WHERE WE ARE
Our conservation area lies in the Bull’s Eye of the Coral Triangle. Our project is located in the remote & exotic Fam archipelago at the western end of the Dampier Strait in Raja Ampat, West Papua Province, Indonesia (sometimes called the Bird’s Head peninsula of West Papua because, as the map shows, it looks a little like a bird’s head).
To reach us you will need to fly to Sorong which is the nearest town with an airport (you can find out how to get there in the FAQ section of this website). Once you are there we take a long boat to the conservation zone, which takes about 6 hours depending on the sea conditions but keep your camera at the ready because it’s a fantastic photo opportunity.
On recent trips we’ve not only enjoyed the spectacular scenery of the limestone karsts clad in rainforest, but we’ve also spotted dolphin, porpoise, sailfish, whales, manta and dugong! Once you arrive you will spend most of your time on our floating ranger station MV Hang Tuah and some of your time at our land based field station on the island of Pam.
The Hang Tuah
The live aboard the Hang Tuah, a 40m steel vessel kindly loaned to Sea Sanctuaries by a supporter, acts as our floating ranger station. It is moored by the uninhabited island of Batu Rufus which has the second highest fish count ever recorded on a single dive meaning it has some of the highest marine biodiversity in the world on your doorstop. Hang Tuah is fully kitted out to support conservation and diving work, as well as having a few creature comforts to make it feel like home.
We have 7 boat crew on board plus our Volunteer Project Manager who is also a PADI diving instructor & our resident Marine Biologist. We can have up to 4 or 6 volunteers at any one time and, if you are traveling alone, you may share a cabin with one other volunteer. Each cabin has large bunk beds and an en suite shower/wc.We are in a remote location and there is no mobile phone or internet access in the area so make sure you make any calls, facebook or twitter updates before you leave Sorong. We have a TV & DVD player for movie nights and an ipod docking station in the saloon. But we’re in Raja Ampat – the best entertainment is to go exploring.

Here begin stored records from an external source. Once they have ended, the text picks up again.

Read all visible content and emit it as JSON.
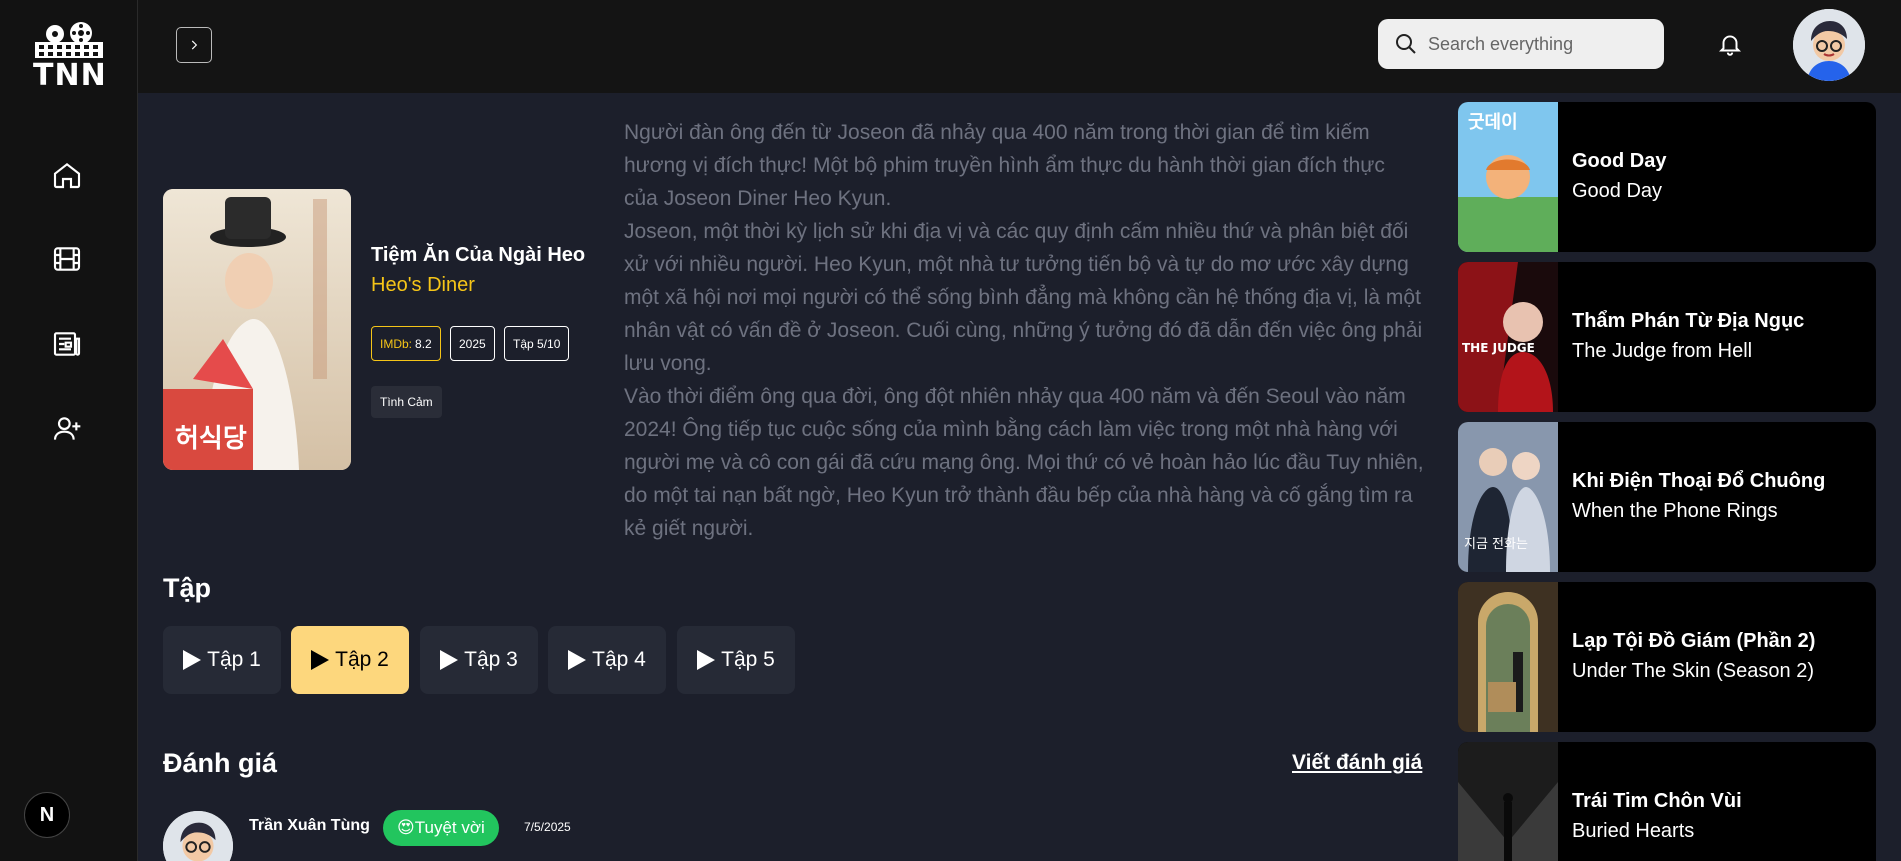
{
  "brand": {
    "logo_text": "TNN",
    "logo_badge": "N"
  },
  "header": {
    "search_placeholder": "Search everything"
  },
  "sidebar": {
    "items": [
      "home-icon",
      "film-icon",
      "news-icon",
      "add-user-icon"
    ]
  },
  "movie": {
    "title_vi": "Tiệm Ăn Của Ngài Heo",
    "title_en": "Heo's Diner",
    "imdb_label": "IMDb:",
    "imdb_score": "8.2",
    "year": "2025",
    "episode_progress": "Tập 5/10",
    "genre": "Tình Cảm",
    "description": [
      "Người đàn ông đến từ Joseon đã nhảy qua 400 năm trong thời gian để tìm kiếm hương vị đích thực! Một bộ phim truyền hình ẩm thực du hành thời gian đích thực của Joseon Diner Heo Kyun.",
      "Joseon, một thời kỳ lịch sử khi địa vị và các quy định cấm nhiều thứ và phân biệt đối xử với nhiều người. Heo Kyun, một nhà tư tưởng tiến bộ và tự do mơ ước xây dựng một xã hội nơi mọi người có thể sống bình đẳng mà không cần hệ thống địa vị, là một nhân vật có vấn đề ở Joseon. Cuối cùng, những ý tưởng đó đã dẫn đến việc ông phải lưu vong.",
      "Vào thời điểm ông qua đời, ông đột nhiên nhảy qua 400 năm và đến Seoul vào năm 2024! Ông tiếp tục cuộc sống của mình bằng cách làm việc trong một nhà hàng với người mẹ và cô con gái đã cứu mạng ông. Mọi thứ có vẻ hoàn hảo lúc đầu Tuy nhiên, do một tai nạn bất ngờ, Heo Kyun trở thành đầu bếp của nhà hàng và cố gắng tìm ra kẻ giết người."
    ]
  },
  "episodes": {
    "title": "Tập",
    "items": [
      "Tập 1",
      "Tập 2",
      "Tập 3",
      "Tập 4",
      "Tập 5"
    ],
    "active": "Tập 2"
  },
  "reviews": {
    "title": "Đánh giá",
    "write_label": "Viết đánh giá",
    "first": {
      "name": "Trần Xuân Tùng",
      "rating_emoji": "😍",
      "rating": "Tuyệt vời",
      "date": "7/5/2025"
    }
  },
  "related": [
    {
      "title": "Good Day",
      "subtitle": "Good Day",
      "accent": "#6fb7e6"
    },
    {
      "title": "Thẩm Phán Từ Địa Ngục",
      "subtitle": "The Judge from Hell",
      "accent": "#a4161a"
    },
    {
      "title": "Khi Điện Thoại Đổ Chuông",
      "subtitle": "When the Phone Rings",
      "accent": "#5a6b86"
    },
    {
      "title": "Lạp Tội Đồ Giám (Phần 2)",
      "subtitle": "Under The Skin (Season 2)",
      "accent": "#6b5232"
    },
    {
      "title": "Trái Tim Chôn Vùi",
      "subtitle": "Buried Hearts",
      "accent": "#2b2b2b"
    }
  ]
}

We visit the island regularly to help with these projects and if you fancy experiencing life in a Papuan village (and don’t mind roughing it a bit) we can spend a couple of nights in the field station and enjoy a home cooked meal by one of the ladies from Saukabu – a treat not to be missed.